About David A. Grant 7 Articles

David A. Grant is a freelance writer and traumatic brain injury survivor based out of southern New Hampshire.

He is the author of Metamorphosis, Surviving Brain Injury, a book that chronicles in exquisite detail the first year-and-a-half of his new life as a brain injury survivor. David is also a contributing author to Chicken Soup for the Soul, Recovering from Traumatic Brain Injuries.

As a survivor of a cycling accident in 2010, he shares his experience and hope though advocacy work including a public speaking as well as his weekly brain injury blog.

David is a regular contributing writer to Brainline.org, a PBS sponsored website. He is also regular contributing writer to Brain Injury Journey Magazine as well as a columnist in HEADWAY, the Brain Injury Association of New Hampshire’s periodic newsletter.
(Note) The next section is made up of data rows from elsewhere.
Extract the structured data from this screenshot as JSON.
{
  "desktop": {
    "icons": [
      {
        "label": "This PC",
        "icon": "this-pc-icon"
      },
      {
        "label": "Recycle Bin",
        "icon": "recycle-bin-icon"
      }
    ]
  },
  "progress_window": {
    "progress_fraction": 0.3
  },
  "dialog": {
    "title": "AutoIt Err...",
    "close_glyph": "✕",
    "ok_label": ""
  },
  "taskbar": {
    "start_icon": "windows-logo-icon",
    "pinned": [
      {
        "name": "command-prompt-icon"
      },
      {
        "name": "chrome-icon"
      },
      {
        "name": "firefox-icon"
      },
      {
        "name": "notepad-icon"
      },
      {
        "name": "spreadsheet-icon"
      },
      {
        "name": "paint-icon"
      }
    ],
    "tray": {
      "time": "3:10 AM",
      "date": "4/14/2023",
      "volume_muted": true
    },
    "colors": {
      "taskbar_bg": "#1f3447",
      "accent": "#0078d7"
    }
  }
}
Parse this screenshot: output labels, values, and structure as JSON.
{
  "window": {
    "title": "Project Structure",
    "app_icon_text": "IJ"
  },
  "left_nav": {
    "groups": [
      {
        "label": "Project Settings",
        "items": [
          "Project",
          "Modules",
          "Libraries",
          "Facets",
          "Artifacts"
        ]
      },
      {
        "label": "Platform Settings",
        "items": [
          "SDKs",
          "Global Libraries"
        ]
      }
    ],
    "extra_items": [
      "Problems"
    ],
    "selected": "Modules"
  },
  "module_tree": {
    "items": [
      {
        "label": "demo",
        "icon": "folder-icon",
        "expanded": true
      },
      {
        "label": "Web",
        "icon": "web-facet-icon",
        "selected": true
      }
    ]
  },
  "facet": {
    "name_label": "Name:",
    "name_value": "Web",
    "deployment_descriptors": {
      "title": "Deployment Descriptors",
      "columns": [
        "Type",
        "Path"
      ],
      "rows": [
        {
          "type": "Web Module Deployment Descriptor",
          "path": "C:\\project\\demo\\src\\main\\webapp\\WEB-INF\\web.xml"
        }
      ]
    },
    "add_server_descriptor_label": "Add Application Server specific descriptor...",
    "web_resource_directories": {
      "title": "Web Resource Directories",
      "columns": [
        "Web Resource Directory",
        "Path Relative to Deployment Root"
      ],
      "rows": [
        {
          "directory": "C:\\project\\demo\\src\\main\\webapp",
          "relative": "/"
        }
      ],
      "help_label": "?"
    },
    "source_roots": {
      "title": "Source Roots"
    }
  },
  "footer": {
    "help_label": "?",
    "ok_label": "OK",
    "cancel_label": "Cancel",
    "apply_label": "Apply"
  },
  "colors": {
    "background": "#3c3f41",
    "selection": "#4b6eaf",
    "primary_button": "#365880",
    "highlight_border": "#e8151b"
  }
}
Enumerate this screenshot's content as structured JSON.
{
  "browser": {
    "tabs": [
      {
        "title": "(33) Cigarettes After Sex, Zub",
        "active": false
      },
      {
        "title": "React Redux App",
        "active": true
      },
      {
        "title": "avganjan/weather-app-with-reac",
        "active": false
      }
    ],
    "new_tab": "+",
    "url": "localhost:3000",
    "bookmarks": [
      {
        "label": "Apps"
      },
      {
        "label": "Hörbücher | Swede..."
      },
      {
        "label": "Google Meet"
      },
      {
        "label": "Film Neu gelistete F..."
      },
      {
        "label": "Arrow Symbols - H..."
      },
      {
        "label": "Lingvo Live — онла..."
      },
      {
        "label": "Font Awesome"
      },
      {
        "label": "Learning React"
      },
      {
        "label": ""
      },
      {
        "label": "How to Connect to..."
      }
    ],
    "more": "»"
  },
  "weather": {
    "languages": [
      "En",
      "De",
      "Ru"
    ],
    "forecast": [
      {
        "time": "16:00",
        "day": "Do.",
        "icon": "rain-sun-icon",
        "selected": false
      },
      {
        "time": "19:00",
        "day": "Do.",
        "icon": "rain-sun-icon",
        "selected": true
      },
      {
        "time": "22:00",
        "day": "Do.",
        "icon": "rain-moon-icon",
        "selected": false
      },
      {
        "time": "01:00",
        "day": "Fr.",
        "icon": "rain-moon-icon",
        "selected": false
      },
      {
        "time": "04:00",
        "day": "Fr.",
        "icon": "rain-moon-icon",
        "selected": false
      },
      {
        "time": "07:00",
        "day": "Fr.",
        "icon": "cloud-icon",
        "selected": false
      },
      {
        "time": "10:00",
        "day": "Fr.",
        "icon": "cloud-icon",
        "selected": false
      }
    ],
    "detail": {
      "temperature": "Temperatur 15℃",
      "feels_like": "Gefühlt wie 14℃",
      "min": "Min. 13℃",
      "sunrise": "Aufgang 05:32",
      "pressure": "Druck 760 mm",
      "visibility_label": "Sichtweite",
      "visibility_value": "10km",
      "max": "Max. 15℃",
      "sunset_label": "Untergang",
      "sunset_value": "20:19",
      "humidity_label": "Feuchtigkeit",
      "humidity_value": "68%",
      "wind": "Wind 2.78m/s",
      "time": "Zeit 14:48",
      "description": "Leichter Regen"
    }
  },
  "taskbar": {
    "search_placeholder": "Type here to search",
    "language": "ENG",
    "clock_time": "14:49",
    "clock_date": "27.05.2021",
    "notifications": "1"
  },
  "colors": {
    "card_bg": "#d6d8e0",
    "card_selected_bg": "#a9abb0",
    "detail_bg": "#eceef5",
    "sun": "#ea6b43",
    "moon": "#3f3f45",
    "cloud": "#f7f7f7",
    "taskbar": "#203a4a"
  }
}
David is the founder of TBI Hope and Inspiration, a Facebook community with over 10,000 members including survivors, family members, caregivers as well as members of the medical and professional community.